Required action ▸
Below are some entries. Copy each line in them that holds "title".

Dataset rows describing interfaces
+ + +
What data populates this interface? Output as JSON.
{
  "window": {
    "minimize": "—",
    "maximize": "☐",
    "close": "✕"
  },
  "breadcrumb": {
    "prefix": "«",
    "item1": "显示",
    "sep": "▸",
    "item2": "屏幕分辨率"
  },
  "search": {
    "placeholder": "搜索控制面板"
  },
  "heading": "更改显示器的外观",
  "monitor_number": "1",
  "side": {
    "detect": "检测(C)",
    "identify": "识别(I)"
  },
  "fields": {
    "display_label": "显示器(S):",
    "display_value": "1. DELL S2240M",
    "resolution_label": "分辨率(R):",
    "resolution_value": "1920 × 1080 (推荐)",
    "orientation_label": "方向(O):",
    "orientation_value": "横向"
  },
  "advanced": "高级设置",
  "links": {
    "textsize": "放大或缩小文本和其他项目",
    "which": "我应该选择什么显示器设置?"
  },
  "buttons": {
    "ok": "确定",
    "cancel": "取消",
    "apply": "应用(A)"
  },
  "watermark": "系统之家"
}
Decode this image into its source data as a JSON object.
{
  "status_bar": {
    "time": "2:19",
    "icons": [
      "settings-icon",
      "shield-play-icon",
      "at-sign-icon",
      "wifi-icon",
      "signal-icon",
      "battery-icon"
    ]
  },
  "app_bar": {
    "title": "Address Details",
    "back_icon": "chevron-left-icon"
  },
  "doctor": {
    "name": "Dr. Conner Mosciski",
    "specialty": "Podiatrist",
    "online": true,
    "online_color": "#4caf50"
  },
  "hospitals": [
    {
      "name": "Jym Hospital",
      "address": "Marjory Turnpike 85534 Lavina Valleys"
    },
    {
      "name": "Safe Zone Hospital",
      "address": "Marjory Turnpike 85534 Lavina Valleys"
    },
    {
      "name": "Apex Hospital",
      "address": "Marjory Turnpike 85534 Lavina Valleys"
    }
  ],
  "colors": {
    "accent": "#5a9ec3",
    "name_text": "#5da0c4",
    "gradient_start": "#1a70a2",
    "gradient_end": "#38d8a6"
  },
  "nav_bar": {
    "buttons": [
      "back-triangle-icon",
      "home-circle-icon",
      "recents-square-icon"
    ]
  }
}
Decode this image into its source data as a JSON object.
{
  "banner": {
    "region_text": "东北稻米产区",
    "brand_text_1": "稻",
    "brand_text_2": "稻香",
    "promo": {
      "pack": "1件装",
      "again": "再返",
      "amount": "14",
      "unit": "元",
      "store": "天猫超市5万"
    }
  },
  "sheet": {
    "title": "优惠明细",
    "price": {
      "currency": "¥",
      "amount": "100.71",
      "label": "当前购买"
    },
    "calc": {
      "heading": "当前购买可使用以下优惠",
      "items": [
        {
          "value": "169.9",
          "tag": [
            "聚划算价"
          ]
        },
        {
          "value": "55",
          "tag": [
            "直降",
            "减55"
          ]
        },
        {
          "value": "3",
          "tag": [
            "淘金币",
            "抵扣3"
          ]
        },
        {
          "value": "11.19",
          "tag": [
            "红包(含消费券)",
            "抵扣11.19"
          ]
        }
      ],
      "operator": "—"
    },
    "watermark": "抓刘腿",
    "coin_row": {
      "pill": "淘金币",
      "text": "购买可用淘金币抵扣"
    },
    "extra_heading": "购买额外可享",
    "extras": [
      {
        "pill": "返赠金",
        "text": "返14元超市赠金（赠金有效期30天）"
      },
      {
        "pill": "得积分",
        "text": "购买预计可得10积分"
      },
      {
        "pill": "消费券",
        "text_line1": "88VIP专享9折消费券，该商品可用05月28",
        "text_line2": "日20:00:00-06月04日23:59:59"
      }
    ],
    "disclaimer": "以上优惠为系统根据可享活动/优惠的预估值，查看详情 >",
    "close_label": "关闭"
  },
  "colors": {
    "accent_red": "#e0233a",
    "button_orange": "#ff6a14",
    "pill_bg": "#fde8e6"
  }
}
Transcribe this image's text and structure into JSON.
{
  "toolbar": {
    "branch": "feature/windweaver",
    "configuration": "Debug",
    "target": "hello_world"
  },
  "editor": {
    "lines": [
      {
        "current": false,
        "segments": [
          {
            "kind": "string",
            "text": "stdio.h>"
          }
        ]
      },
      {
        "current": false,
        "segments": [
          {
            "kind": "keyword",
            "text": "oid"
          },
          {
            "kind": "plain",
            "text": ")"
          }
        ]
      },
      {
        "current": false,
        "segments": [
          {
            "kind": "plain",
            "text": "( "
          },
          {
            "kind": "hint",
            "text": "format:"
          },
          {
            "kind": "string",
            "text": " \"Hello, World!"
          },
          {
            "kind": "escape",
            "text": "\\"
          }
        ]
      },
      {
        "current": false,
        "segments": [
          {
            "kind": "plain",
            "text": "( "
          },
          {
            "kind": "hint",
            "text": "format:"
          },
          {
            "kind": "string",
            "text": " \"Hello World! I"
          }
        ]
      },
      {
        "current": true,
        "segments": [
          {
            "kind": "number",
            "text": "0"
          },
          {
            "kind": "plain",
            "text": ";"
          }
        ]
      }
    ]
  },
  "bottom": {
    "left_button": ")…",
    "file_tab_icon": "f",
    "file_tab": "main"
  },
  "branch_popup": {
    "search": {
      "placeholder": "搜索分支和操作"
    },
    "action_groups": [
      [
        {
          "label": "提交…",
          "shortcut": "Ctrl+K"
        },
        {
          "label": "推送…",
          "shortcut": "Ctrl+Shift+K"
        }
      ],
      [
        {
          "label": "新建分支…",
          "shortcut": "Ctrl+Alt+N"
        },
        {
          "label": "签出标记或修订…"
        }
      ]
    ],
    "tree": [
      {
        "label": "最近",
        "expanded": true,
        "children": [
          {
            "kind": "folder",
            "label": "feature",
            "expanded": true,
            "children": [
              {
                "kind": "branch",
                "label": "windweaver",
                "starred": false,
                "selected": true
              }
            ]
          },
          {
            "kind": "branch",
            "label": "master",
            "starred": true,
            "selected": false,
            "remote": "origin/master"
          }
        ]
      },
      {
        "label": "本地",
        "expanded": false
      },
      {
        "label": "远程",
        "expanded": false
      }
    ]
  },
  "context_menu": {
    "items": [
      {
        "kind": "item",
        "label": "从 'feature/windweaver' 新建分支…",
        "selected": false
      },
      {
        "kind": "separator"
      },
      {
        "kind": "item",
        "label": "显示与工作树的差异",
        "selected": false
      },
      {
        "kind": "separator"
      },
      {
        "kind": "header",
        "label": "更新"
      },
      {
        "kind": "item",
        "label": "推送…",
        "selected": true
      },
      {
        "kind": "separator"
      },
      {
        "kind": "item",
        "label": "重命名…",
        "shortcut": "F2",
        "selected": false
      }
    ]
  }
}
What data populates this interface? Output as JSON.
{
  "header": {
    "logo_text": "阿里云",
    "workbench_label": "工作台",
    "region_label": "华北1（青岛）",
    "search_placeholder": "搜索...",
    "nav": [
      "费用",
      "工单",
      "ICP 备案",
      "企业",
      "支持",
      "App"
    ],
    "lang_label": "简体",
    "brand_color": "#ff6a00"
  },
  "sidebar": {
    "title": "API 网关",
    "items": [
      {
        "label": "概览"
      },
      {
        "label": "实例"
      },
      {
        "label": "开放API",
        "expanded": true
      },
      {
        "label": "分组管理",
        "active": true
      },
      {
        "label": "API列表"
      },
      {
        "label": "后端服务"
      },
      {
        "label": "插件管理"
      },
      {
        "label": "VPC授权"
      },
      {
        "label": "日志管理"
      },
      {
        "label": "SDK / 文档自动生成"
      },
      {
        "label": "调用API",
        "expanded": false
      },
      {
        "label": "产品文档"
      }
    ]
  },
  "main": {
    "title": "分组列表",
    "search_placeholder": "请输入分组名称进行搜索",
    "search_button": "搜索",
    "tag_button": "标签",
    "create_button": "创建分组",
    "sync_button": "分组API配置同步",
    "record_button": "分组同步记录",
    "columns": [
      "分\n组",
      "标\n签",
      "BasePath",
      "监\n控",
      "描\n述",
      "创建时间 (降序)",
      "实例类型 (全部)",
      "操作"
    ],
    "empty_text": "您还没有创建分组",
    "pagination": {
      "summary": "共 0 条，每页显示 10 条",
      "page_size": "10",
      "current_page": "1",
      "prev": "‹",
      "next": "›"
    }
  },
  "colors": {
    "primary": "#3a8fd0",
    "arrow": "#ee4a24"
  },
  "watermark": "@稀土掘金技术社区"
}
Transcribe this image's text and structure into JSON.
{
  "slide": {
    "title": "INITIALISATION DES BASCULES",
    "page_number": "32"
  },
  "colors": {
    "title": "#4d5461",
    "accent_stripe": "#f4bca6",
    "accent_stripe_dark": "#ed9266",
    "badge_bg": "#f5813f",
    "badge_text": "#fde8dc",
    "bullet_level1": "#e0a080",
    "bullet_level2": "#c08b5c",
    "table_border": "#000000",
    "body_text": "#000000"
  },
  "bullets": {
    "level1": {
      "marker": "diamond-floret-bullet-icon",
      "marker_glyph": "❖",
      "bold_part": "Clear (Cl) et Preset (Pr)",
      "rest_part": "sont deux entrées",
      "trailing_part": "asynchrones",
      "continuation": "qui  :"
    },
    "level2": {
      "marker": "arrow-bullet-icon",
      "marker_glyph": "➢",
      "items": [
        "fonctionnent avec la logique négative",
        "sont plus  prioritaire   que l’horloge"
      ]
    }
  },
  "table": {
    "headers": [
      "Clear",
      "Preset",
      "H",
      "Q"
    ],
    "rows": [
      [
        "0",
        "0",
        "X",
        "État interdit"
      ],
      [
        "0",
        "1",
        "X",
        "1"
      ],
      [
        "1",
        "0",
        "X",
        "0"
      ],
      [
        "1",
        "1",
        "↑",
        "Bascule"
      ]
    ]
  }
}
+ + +
Response to the task ▸
    "title": "Address Details",
    "title": "优惠明细",
    "title": "API 网关",
    "title": "分组列表",
    "title": "INITIALISATION DES BASCULES",
    "title": "#4d5461",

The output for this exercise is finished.